The number of cheerleaders injured each year has climbed dramatically in the past two decades. Common stunts that pose risks include tossing and flipping cheerleaders in the air and creating human pyramids that reach 15 feet high or more.
In a new policy statement released online Monday in the journal Pediatrics, the American Academy of Pediatrics says school sports associations should designate cheerleading as a sport, and make it subject to safety rules and better supervision.
That would include on-site athletic trainers, limits on practice time and better qualified coaches, the academy says.
Just like other athletes, cheerleaders should be required to do conditioning exercises and undergo physical exams before joining the squad, the new policy says.
“Not everyone is fully aware of how cheerleading has evolved over the last couple of decades. It used to be just standing on the sidelines and doing cheers and maybe a few jumps,” said Dr. Cynthia LaBella, a sports medicine specialist at Chicago’s Lurie Children’s Hospital and an author of the new policy.
But she said cheerleading often results in injuries that include severe sprains, broken arms and legs, neck injuries and concussions.
Last year, there were almost 37,000 emergency room visits for cheerleading injuries among girls aged 6 to 22, according to data from the Consumer Product Safety Commission.
That’s more than four times higher than in 1980, when cheerleading was tamer.
While there are still traditional cheerleading squads that support schools’ athletic teams, some schools and private clubs have separate cheerleading teams that compete against other teams.
Injuries have increased as cheerleading has become more popular.
Data suggest there are more than 3 million cheerleaders nationwide aged 6 and older, mostly girls. That includes about 400,000 in high school, according to data cited in the new policy.
While the overall injury rate in high school cheerleading is lower than in other girls sports, including gymnastics, soccer and field hockey, the rate of catastrophic injuries like skull fractures and paralyzing spine injuries is higher, the academy noted.
Kasey Bronstein, 14, and her sister Kori, 17, of Mahwah, N.J., both tore a knee tendon while cheerleading for a private competitive team run by their parents. They twisted their knees doing acrobatic moves while standing on the raised-up hands of their teammates. They had knee surgery last November, followed by extensive physical therapy, and have returned to cheerleading.
Both said it should be considered a sport but they also think it’s already pretty safe.

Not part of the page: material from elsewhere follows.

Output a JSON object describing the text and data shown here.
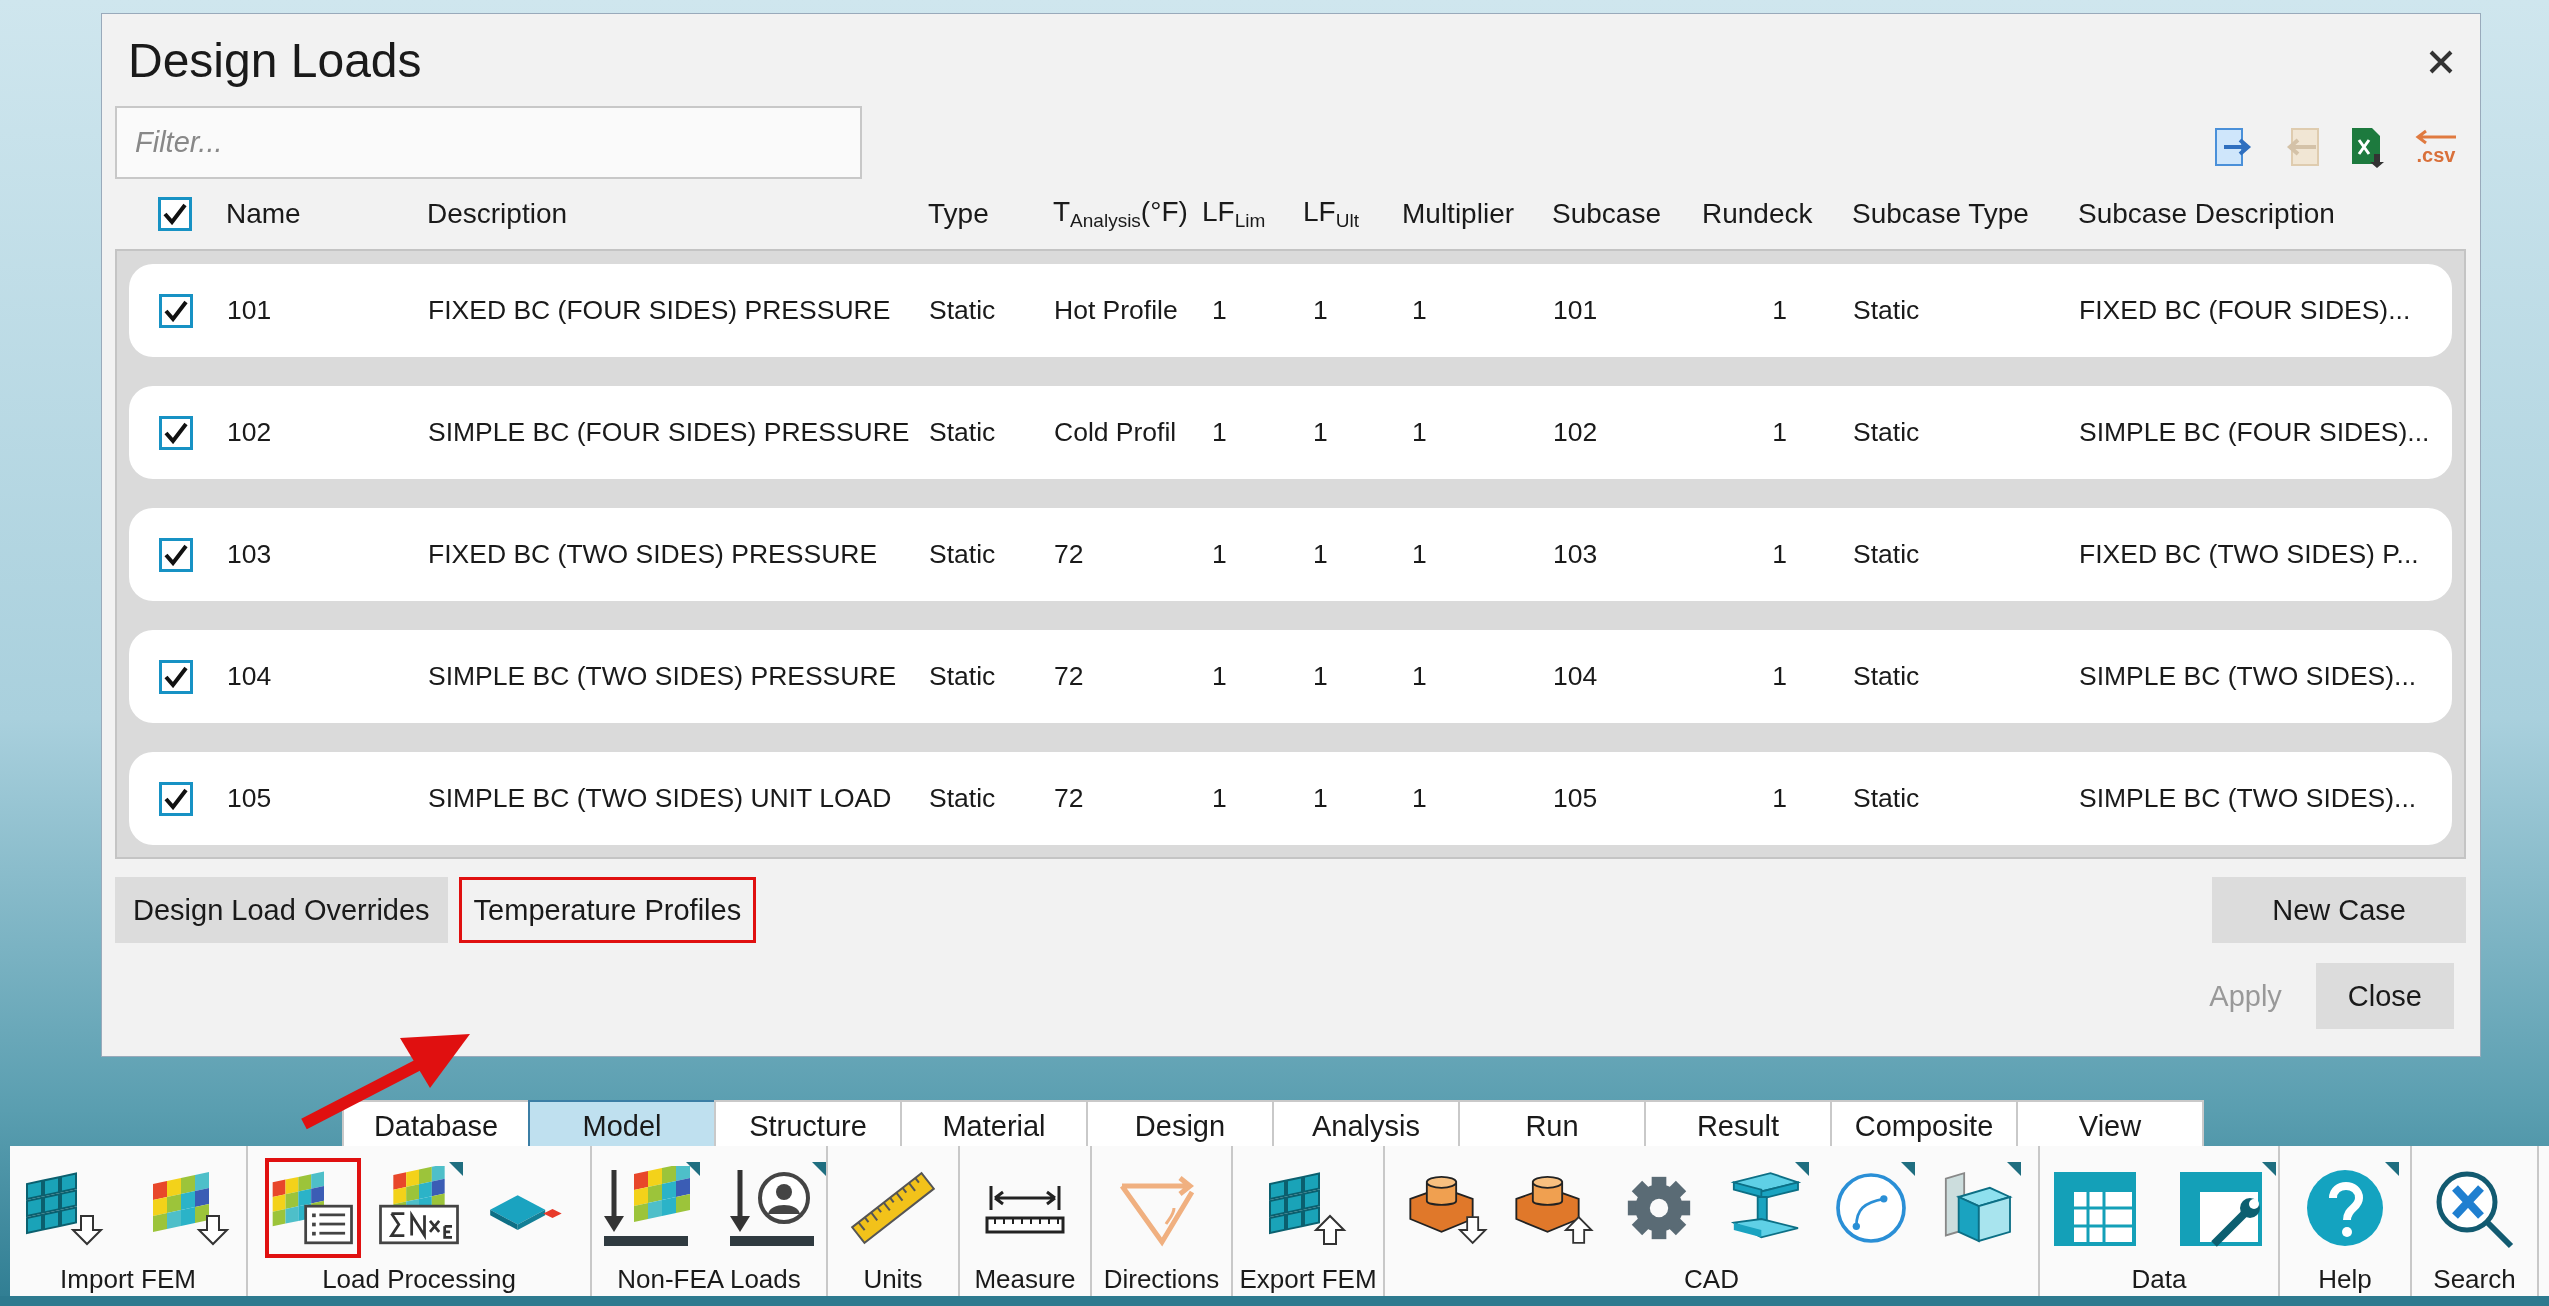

“They’re kind of making it too safe, taking out skills that are very exciting to do,” Kori said. That includes a double flip stunt no longer allowed on her team.
Some schools and state high school sports associations already consider cheerleading a sport and require the kind of safety oversight that the academy is recommending. But many do not, said Jim Lord, executive director of the American Association of Cheerleading Coaches & Administrators. Some don’t consider it a sport because not all cheerleading squads are involved in their own competitions, he said.
Lord said the academy’s policy mirrors many of his group’s safety recommendations for high schools and colleges.
That includes limiting the height of human pyramids in high school cheerleading to just two people. The academy also says routines that include pyramids, tumbling or tosses should not be performed on hard surfaces.
Lisa Kluchorosky, a sports medicine specialist who works with the academy and the National Athletic Trainers Association, said the new policy will help erase misconceptions that cheerleading is not very athletic.
“The statistics are compelling and you can’t turn your head from that,” she said.